“I'm fine, don't worry,” a smiling Macron, sporting a leather jacket, told reporters in the Channel fishing port of Honfleur after a week of speculation he was suffering from the strains of office.
“I just value a balanced family life, like all fellow citizens, and sticking to past habits,” said the 40-year-old, adding that he had been coming to Honfleur for 20 years on November 1, a public holiday in France.
The former investment banker elected in May 2017, is known to sleep only four-five hours a night, often working until the early hours when he fires off messages to advisors and ministers.
But French media have speculated that his rare holiday, which saw his agenda cleared for three days and a cabinet meeting brought forward, could be to allow him to recuperate after a series of political missteps.
Le Parisien newspaper has reported several unnamed confidants of Macron worrying about his all-day working habits and lack of sleep.
“He's visibly lost weight,” one said. “It's a period of doubt. He's questioning everything,” said another.
Supporters have ridiculed the intense media focus on Macron's rumoured fatigue, with some rolling news channels holding debates with experts to discuss his health and the political consequences.
“When I see the debate about the three-day break of the president, honestly I think we've gone mad,” junior minister Gabriel Attal told France Info this week.
“I don't understand why we're having this debate and why we're talking about it.”
Other aides have stressed that Macron is simply gathering his energy before an intense week-long sequence of country-wide commemorations to mark the 100-year anniversary of the end of the World War I.

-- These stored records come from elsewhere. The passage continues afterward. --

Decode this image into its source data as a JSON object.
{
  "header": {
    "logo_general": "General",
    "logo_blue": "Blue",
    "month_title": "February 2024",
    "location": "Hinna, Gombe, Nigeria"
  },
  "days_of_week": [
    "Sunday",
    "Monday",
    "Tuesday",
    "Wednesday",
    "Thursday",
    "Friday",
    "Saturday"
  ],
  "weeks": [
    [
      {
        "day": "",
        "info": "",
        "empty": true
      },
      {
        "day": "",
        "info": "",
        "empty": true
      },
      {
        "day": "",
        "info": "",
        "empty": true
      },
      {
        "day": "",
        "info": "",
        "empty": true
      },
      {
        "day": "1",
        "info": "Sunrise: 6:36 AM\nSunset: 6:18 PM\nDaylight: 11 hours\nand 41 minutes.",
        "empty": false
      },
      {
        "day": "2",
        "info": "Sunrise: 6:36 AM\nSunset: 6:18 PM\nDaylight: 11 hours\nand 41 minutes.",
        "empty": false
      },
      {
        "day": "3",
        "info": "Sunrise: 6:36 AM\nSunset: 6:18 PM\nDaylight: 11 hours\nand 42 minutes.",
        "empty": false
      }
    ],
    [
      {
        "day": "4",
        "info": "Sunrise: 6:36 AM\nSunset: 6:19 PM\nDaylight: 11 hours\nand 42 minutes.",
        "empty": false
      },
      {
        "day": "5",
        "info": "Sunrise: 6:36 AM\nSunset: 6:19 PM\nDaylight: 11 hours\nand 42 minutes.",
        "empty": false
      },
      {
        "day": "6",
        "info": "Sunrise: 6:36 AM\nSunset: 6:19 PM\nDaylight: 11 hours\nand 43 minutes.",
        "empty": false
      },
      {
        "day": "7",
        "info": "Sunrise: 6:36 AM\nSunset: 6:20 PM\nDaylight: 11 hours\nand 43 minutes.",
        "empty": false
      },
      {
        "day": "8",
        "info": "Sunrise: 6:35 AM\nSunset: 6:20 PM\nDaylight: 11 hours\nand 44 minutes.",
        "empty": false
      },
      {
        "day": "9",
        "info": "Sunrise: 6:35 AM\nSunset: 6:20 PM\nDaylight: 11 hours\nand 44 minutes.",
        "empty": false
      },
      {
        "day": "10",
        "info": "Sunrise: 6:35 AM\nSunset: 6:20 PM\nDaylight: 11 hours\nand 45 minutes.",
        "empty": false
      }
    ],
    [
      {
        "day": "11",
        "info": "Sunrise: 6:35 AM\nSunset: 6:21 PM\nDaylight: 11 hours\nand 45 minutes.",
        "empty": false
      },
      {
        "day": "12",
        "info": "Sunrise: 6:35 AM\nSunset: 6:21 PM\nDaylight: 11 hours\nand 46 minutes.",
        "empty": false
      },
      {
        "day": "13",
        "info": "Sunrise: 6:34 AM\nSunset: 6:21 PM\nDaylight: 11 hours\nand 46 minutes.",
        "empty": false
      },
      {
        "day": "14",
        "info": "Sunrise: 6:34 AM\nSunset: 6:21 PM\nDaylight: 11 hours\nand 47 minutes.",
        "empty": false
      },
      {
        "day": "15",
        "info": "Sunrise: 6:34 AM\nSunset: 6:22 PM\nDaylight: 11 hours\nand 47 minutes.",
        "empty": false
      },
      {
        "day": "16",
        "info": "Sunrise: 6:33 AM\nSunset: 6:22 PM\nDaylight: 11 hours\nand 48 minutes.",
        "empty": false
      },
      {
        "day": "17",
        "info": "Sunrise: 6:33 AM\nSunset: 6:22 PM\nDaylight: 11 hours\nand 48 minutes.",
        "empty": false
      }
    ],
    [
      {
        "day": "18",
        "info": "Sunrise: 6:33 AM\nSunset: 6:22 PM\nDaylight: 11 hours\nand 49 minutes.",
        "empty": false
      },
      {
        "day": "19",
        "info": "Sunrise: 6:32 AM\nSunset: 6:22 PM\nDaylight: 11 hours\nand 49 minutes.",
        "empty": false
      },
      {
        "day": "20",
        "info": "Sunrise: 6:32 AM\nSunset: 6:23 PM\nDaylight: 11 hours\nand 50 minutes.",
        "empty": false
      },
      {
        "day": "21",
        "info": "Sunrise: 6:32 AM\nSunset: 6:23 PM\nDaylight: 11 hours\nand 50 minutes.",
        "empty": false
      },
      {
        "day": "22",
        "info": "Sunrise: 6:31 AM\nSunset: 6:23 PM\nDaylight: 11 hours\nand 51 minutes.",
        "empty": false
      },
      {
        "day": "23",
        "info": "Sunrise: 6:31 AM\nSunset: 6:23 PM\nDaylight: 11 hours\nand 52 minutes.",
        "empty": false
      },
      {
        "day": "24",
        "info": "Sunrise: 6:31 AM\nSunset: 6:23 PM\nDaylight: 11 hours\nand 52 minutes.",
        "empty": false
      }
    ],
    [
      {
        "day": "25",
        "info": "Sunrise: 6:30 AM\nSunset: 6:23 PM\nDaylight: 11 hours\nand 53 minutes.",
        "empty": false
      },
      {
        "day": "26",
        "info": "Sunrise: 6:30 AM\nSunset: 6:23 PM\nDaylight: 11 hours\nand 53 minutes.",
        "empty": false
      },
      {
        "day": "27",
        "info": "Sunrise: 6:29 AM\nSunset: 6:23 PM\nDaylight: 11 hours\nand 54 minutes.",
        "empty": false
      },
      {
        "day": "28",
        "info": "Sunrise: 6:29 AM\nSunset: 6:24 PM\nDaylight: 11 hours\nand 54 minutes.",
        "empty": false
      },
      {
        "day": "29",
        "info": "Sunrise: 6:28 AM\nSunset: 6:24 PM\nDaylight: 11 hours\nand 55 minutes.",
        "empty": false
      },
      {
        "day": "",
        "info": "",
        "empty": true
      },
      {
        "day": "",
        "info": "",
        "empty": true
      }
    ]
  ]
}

The centrist is also set to host dozens of world leaders including US President Donald Trump on November 11 to mark Armistice Day.